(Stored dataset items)
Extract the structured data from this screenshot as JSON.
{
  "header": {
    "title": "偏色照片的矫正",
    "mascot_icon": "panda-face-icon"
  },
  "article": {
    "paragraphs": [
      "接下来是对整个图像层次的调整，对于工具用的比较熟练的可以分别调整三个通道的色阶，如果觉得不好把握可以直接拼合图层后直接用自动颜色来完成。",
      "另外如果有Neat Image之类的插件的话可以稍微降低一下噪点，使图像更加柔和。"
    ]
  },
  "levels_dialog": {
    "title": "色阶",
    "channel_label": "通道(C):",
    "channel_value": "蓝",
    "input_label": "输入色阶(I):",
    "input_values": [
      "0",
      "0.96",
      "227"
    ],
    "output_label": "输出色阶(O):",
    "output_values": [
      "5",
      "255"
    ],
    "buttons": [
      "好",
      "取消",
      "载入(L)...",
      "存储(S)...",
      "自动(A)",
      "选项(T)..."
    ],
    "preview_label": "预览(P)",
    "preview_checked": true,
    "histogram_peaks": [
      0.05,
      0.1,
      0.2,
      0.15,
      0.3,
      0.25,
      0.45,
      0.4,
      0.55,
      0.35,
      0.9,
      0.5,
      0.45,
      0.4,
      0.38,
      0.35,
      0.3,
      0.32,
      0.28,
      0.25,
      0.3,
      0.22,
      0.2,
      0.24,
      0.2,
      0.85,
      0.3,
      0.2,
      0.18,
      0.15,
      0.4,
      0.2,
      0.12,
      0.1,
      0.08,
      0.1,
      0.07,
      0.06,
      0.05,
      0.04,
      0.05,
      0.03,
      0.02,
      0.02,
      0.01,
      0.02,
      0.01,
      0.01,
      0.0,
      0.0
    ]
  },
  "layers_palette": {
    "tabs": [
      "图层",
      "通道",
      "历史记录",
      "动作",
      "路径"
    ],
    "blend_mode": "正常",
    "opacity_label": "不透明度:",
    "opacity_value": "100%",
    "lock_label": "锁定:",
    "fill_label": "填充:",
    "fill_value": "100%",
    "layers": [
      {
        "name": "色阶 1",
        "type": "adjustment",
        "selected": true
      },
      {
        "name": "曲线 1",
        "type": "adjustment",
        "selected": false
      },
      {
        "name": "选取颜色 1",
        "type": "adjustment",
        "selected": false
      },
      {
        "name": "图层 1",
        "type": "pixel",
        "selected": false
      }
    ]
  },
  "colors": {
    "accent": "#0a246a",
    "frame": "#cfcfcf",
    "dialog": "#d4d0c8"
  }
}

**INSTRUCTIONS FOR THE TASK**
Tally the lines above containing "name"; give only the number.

**RESPONSE AREA**
4